Though lokshen or noodle kugel may be the most popular, sweet potato kugels are often served on Jewish holidays, including Passover and Sukkot, and provide a lovely contrast to other dishes like brisket or roast chicken. Sweet potato kugels also make a superb vehicle for apples and cinnamon, two flavors that scream fall.
There are many other ways to incorporate sweet potato recipes. Thankfully, Sukkot provides eight nights to try them. One such way is tzimmis, a sweet stew made with roast chicken or beef, carrots, potatoes, sweet potatoes, and dried fruits. There's no wrong way to incorporate sweet potatoes into a Sukkot meal.
Challah Dipped In Honey
Challah is perhaps the most commonly used and commonly recognized Jewish food. This yeasted, slightly sweet bread appears on many Jewish holidays. Like on Rosh Hashanah, it is tradition to dip challah into honey on Sukkot. This sweet tradition symbolizes hope for a sweet new year. Honey was also thought to have sustained the Israelites in the desert before arriving at what would be considered 'the land of milk and honey.'
This dipping of the traditional bread into a highly revered product is a process that is repeated from Rosh Hashanah through to Sukkot, before concluding with Simchat Torah, where the reading of the Torah reaches the end of the scroll, and the story begins again. While there is an abundance of Jewish bakeries that sell challah specifically for this purpose, like the sukkah, there is something special about making your own challah if there is time and opportunity to do so.
Inviting Guests Over
Homebodies and those with a penchant for hosting will delight in emphasizing both qualities during the celebration of Sukkot. The festival reminds us to cherish where we live and have gratitude for our permanent dwellings rather than the temporary ones we build.
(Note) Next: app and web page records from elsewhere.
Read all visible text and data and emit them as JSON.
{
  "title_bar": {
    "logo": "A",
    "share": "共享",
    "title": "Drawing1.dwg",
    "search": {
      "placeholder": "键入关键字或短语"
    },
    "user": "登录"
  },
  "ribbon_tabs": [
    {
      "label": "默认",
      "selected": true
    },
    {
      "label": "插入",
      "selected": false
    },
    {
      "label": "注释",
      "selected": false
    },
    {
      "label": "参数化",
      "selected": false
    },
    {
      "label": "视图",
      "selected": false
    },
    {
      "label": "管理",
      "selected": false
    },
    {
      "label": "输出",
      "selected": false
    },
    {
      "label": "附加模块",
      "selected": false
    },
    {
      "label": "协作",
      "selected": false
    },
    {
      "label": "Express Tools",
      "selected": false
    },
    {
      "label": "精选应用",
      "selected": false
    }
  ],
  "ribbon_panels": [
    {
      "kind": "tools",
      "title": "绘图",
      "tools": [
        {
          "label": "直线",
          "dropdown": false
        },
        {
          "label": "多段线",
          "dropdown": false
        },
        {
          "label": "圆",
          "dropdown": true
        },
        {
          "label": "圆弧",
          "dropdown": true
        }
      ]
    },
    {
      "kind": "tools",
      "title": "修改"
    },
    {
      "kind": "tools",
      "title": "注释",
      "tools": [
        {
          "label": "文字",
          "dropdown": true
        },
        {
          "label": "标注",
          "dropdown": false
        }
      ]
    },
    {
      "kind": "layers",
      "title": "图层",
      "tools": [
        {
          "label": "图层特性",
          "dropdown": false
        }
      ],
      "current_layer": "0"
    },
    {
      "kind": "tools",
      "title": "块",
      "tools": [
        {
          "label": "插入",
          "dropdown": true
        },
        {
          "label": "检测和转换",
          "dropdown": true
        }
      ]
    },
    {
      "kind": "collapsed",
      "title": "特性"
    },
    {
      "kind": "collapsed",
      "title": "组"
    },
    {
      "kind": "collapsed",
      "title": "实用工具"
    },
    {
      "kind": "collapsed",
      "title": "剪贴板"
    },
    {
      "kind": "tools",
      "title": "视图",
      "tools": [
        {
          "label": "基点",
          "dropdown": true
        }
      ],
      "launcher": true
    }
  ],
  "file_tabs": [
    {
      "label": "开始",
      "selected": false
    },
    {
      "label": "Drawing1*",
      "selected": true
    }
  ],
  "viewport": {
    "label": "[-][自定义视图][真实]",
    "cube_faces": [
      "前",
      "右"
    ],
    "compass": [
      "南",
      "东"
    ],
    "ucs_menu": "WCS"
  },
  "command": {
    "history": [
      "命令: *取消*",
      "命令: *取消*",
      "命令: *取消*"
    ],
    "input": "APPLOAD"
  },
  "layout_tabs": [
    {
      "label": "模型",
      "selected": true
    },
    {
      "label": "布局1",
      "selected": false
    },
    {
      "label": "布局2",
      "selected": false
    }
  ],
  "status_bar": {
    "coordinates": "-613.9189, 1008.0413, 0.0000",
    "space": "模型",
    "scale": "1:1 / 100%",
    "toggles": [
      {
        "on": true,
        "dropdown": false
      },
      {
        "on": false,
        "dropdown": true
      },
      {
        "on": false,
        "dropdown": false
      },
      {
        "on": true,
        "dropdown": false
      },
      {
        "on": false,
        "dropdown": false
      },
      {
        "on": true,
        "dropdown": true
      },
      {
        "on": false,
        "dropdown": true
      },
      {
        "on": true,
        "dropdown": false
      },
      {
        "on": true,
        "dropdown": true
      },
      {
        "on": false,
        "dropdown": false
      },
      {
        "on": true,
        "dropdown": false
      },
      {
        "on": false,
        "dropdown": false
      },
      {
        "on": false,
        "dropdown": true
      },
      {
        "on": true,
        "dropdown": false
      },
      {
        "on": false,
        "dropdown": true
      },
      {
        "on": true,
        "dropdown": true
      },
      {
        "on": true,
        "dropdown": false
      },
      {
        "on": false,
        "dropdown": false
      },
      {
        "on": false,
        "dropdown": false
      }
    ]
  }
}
It also encourages those celebrating to share their space (whether temporary or permanent) with loved ones. During the eight-day festival, hosting others for holiday entertaining and food sharing are encouraged and considered a mitzvah (a good deed).
For those who have the space to build sukkahs, inviting guests to share an outdoor meal under the structure is just about the best thing you can do to celebrate the festival. It highlights everything the holiday is about: home, harvest, food, and community. We can't think of a cozier way to welcome the transition into the colder months than a warm meal shared with friends under the sukkah with stars shining through.
Read the original article on Tasting Table.